Google's Project Ara modular smartphone: Everything you need to know
The smartphone formula over the last decade has become set in stone, with manufacturers packaging components into plastic or aluminium and pushing it to customers for a set price.
However, Google, the maker of Android, wants to disrupt this model with Project Ara, an initiative currently being worked on by the Google Advanced Technology and Products group in prototype form. It's a modular smartphone that - much like a traditional PC - brings you the ability to swap out components on the fly, rather than having to buy a whole new device when you're ready for a new camera or keyboard.
The Google ATAP group announced on Wednesday the first developer conference for the Project Ara smartphone will take place in April, extinguishing doubts the modular smartphone project is just a pipe dream and a concept. Google actually wants to bring this to consumers. So what's this all about?
Phonebloks and Motorola beginnings
The Project Ara team was originally rooted in Motorola, when it was owned by Google from 2012 to 2014, under the Motorola Advanced Technology and Projects group.
That said, when Google sold Motorola to Lenovo in early 2014, Google was able to keep the group under its Google Advanced Technology and Projects Group.

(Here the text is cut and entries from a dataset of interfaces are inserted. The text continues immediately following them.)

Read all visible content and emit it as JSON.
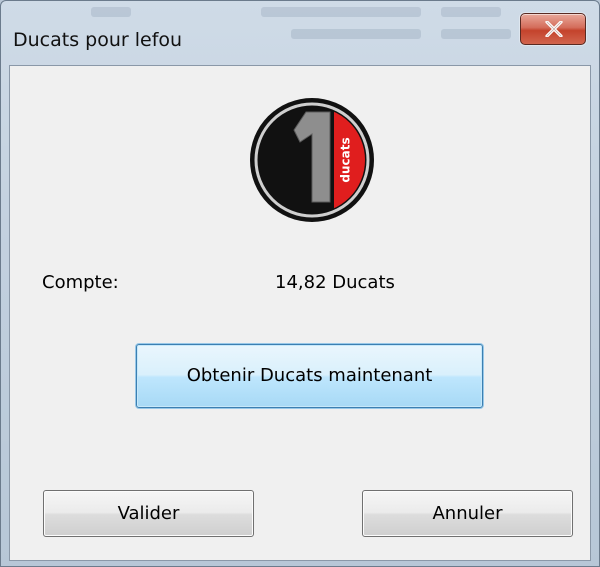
{
  "window": {
    "title": "Ducats pour lefou"
  },
  "logo": {
    "numeral": "1",
    "tag": "ducats"
  },
  "account": {
    "label": "Compte:",
    "value": "14,82 Ducats"
  },
  "buttons": {
    "get_ducats": "Obtenir Ducats maintenant",
    "ok": "Valider",
    "cancel": "Annuler"
  },
  "colors": {
    "close_button": "#c4432c",
    "logo_accent": "#e01e1e",
    "primary_button_border": "#3c7fb1"
  }
}
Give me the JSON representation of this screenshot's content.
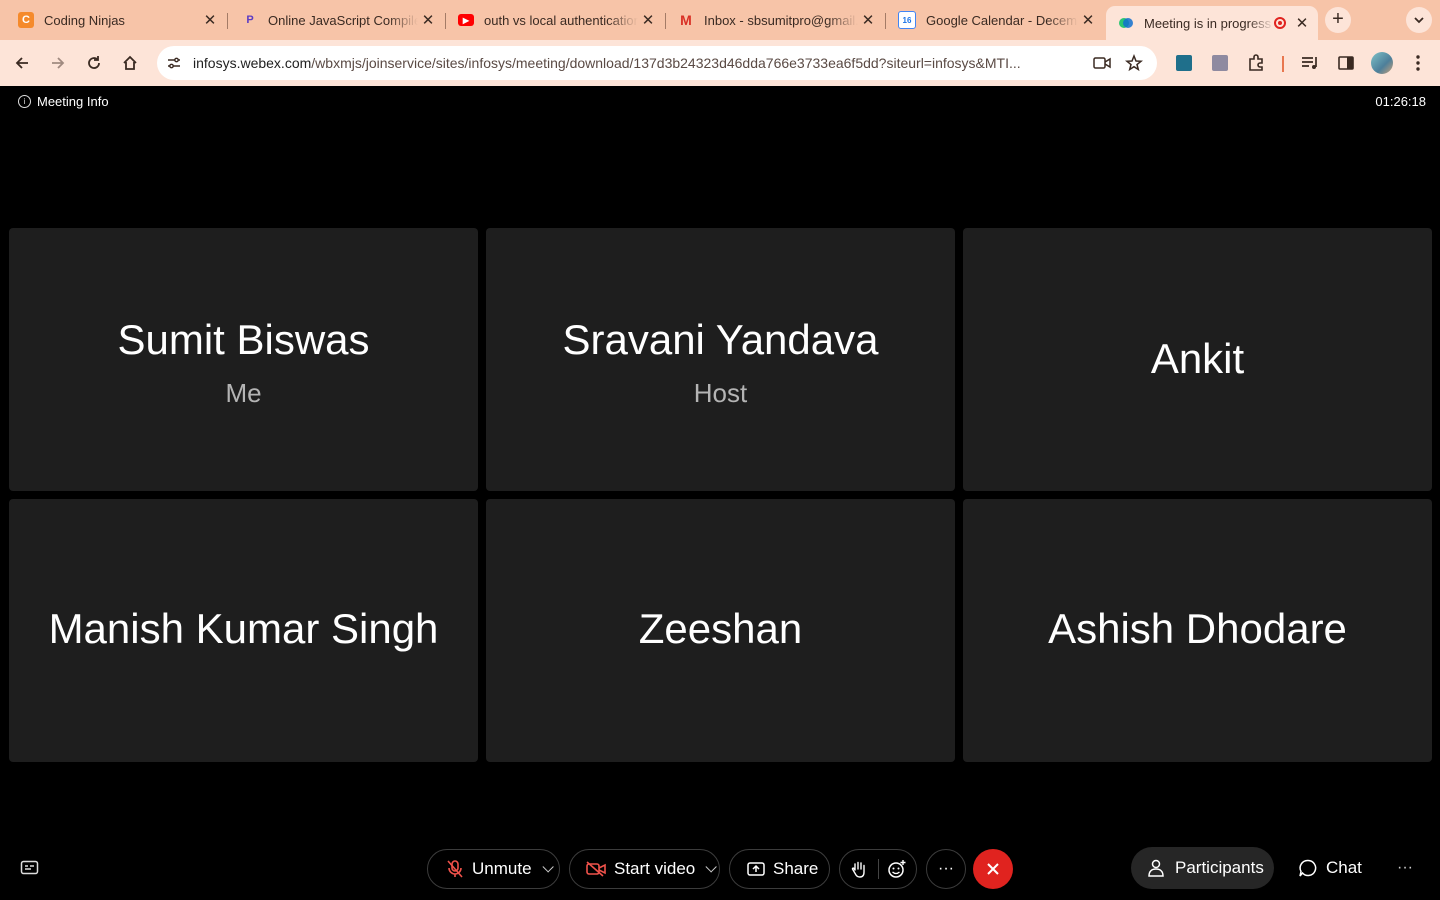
{
  "browser": {
    "tabs": [
      {
        "title": "Coding Ninjas",
        "icon": "coding-ninjas-icon"
      },
      {
        "title": "Online JavaScript Compiler",
        "icon": "programiz-icon"
      },
      {
        "title": "outh vs local authentication",
        "icon": "youtube-icon"
      },
      {
        "title": "Inbox - sbsumitpro@gmail.com",
        "icon": "gmail-icon"
      },
      {
        "title": "Google Calendar - December",
        "icon": "google-calendar-icon"
      },
      {
        "title": "Meeting is in progress",
        "icon": "webex-icon",
        "active": true
      }
    ],
    "url_host": "infosys.webex.com",
    "url_path": "/wbxmjs/joinservice/sites/infosys/meeting/download/137d3b24323d46dda766e3733ea6f5dd?siteurl=infosys&MTI..."
  },
  "meeting": {
    "info_label": "Meeting Info",
    "elapsed": "01:26:18",
    "participants": [
      {
        "name": "Sumit Biswas",
        "role": "Me"
      },
      {
        "name": "Sravani Yandava",
        "role": "Host"
      },
      {
        "name": "Ankit",
        "role": ""
      },
      {
        "name": "Manish Kumar Singh",
        "role": ""
      },
      {
        "name": "Zeeshan",
        "role": ""
      },
      {
        "name": "Ashish Dhodare",
        "role": ""
      }
    ]
  },
  "controls": {
    "unmute": "Unmute",
    "start_video": "Start video",
    "share": "Share",
    "participants": "Participants",
    "chat": "Chat",
    "more": "···"
  },
  "colors": {
    "tabbar": "#f7c4a8",
    "toolbar": "#fde4d8",
    "tile": "#1e1e1e",
    "end_call": "#e0231f",
    "muted_red": "#f0524b"
  }
}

Google is known for its crazy projects, so maybe it's for the best the Project is sticking around in Mountain View.
Project Ara was inspired by the Phonebloks initiative, a similar project that wants to make "a phone worth keeping". Google has said it will partner in some aspects with Phonebloks to build Project Ara, but it doesn't sound like a full-on partnership.
What is a modular smartphone?

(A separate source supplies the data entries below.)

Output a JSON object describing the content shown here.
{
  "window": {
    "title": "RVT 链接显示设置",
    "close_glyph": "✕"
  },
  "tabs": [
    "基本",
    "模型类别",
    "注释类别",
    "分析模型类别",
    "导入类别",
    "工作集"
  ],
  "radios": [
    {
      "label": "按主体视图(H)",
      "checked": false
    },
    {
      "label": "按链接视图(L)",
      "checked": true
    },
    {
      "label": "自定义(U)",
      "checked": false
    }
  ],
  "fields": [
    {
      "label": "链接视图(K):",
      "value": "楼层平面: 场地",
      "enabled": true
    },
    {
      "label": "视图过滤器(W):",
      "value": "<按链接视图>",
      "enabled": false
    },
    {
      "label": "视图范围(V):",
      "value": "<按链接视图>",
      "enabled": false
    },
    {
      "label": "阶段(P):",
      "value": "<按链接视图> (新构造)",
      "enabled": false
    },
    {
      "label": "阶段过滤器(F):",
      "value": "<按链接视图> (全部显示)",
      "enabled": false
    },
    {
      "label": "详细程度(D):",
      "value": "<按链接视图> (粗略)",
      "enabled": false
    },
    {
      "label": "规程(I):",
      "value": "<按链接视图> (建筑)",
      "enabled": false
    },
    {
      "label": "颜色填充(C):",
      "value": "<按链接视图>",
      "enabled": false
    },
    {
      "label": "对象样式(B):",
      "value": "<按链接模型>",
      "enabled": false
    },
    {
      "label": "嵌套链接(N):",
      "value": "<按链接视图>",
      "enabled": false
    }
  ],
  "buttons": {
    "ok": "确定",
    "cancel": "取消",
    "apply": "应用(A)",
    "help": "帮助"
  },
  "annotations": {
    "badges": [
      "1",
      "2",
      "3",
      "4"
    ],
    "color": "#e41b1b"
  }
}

The Project Ara smartphone, in theory, would allow you to build the phone of your dreams and not have you stuck with the phone manufacturers want you to have. Like a customisable gaming PC, you'd be able to swap out the components you want, with the certain aspects you want strengthened (or weaker to save money).
Google would sell the exoskeleton for a set price, and then make a module store, much like the Google Play app marketplace, available so you can buy modules to upgrade your exoskeleton - aka phone - as you go.

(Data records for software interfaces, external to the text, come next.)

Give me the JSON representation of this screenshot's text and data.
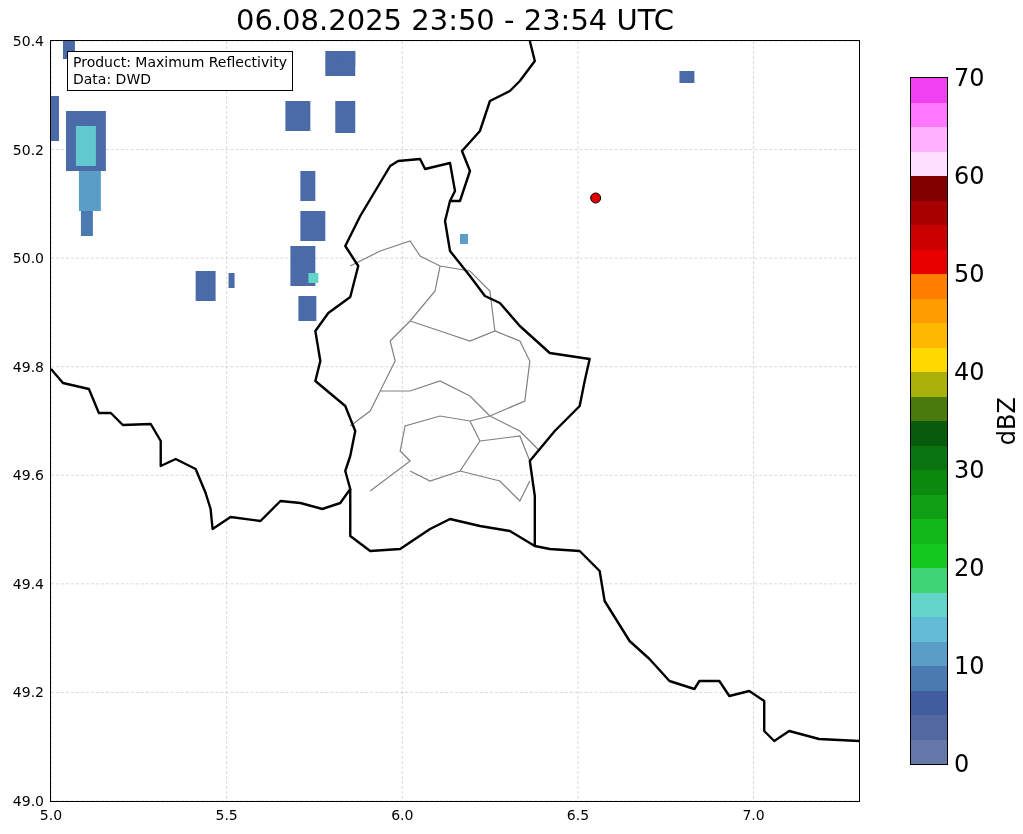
{
  "title": "06.08.2025 23:50 - 23:54 UTC",
  "legend": {
    "lines": [
      "Product: Maximum Reflectivity",
      "Data: DWD"
    ]
  },
  "map": {
    "xticks": [
      "5.0",
      "5.5",
      "6.0",
      "6.5",
      "7.0"
    ],
    "yticks": [
      "50.4",
      "50.2",
      "50.0",
      "49.8",
      "49.6",
      "49.4",
      "49.2",
      "49.0"
    ]
  },
  "colorbar": {
    "label": "dBZ",
    "ticks": [
      "70",
      "60",
      "50",
      "40",
      "30",
      "20",
      "10",
      "0"
    ],
    "bands": [
      {
        "color": "#f040f0"
      },
      {
        "color": "#ff78ff"
      },
      {
        "color": "#ffb0ff"
      },
      {
        "color": "#ffe0ff"
      },
      {
        "color": "#800000"
      },
      {
        "color": "#a80000"
      },
      {
        "color": "#cc0000"
      },
      {
        "color": "#e80000"
      },
      {
        "color": "#ff7e00"
      },
      {
        "color": "#ff9c00"
      },
      {
        "color": "#ffb800"
      },
      {
        "color": "#ffd800"
      },
      {
        "color": "#aab00a"
      },
      {
        "color": "#4a7a0c"
      },
      {
        "color": "#085a0c"
      },
      {
        "color": "#0a7410"
      },
      {
        "color": "#0c8a10"
      },
      {
        "color": "#109e14"
      },
      {
        "color": "#12b81a"
      },
      {
        "color": "#14c820"
      },
      {
        "color": "#3ed674"
      },
      {
        "color": "#62d4c8"
      },
      {
        "color": "#62bcd8"
      },
      {
        "color": "#5a9ec8"
      },
      {
        "color": "#4a7ab0"
      },
      {
        "color": "#425d9f"
      },
      {
        "color": "#5468a0"
      },
      {
        "color": "#6678a9"
      }
    ]
  }
}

Is a Qwerty keyboard your thing? You can just remove one module from the exoskeleton and add another. The same goes for a better camera, bigger battery, or louder speaker. Let's say the camera isn't your thing: you could save money by buying a lesser megapixel module, and then put the savings toward a more useful module.
Not just a pipedream
We, along with other members of the media, were very skeptical of Project Ara when it was announced in October 2013. It seemed very futuristic, and we saw it as a project that wouldn't come to market until many years down the road. It was seen as just something for Motorola to tout, making itself look futuristic.
However, in December 2013, then Motorola CEO Dennis Woodside, changed our thinking when he discussed a prototype and challenged skeptics.
“There is a [Project Ara] prototype and it is pretty close,” Motorola’s CEO told interviewer Marques Brownlee. “The idea is you have a skeleton that holds together a set of components and the components slide in and out. If we have the interfaces and the protocols that enable the speaker to speak directly to the CPU then this would all be possible.”
Google showed the first images of the Project Ara prototype on Wednesday in a posting on its Google+ ATAP page. The prototype is full of computer chips and tiny slots where components could slide in. It doesn't look like a product ready for market by a long shot and isn't as flashy as the concepts of the device. However, the prototype shown in the photos highlight Google really does have something physical in the readying stages for developers.
An open platform and MDK
Not all smartphone components work together. Some manufacturers put restrictions on their components, which makes for a stepping stone for the Google ATAP team.
Woodside revealed in December 2013 the Project Ara group is trying to make an open platform where components aren't made for a specific device and/or platform. Instead, the goal is to make them interchangeable...to work together.
One way Google plans to achieve this is through an Ara Module Developers’ Kit (MDK). It will give developers and manufacturers a way to work within a set of guidelines and technical specifications to build Ara modules to fit into the Project Ara smartphone.
The Ara Module Developers' Kit will be shown off for the first time at Google's developer conference for Project Ara taking place 15 April to 16 April at the Computer History Museum in Mountain View, California.
Google says the conference "will consist of a detailed walk-through of existing and planned features of the Ara platform, a briefing and community feedback sessions on the alpha MDK, and an announcement of a series of prize challenges for module developers."
The event in April isn't the only project Ara event for 2014. Google said on Wednesday it's planning two more for the year. Developers and Ara enthusiasts who can't make it to the events will be able to catch live streams Google will be hosting to keep up with the announcements.
When is Project Ara launching and for how much?
"We invite developers of all shapes and sizes: from major OEMs to innovative component suppliers to startups and new entrants into the mobile space," the Project Ara website states.
The real question on everyone's mind is when will Project Ara launch. Google hasn't indicated when it sill be available for the public, but it has shown interest in opening the initiative up on a wide scale to developers for testing and to see if it is really something that can be valuable to consumers.
"We’re excited to take this next step with Project Ara, and see where the developer community takes the platform," Google wrote in a posting on Google+ Wednesday.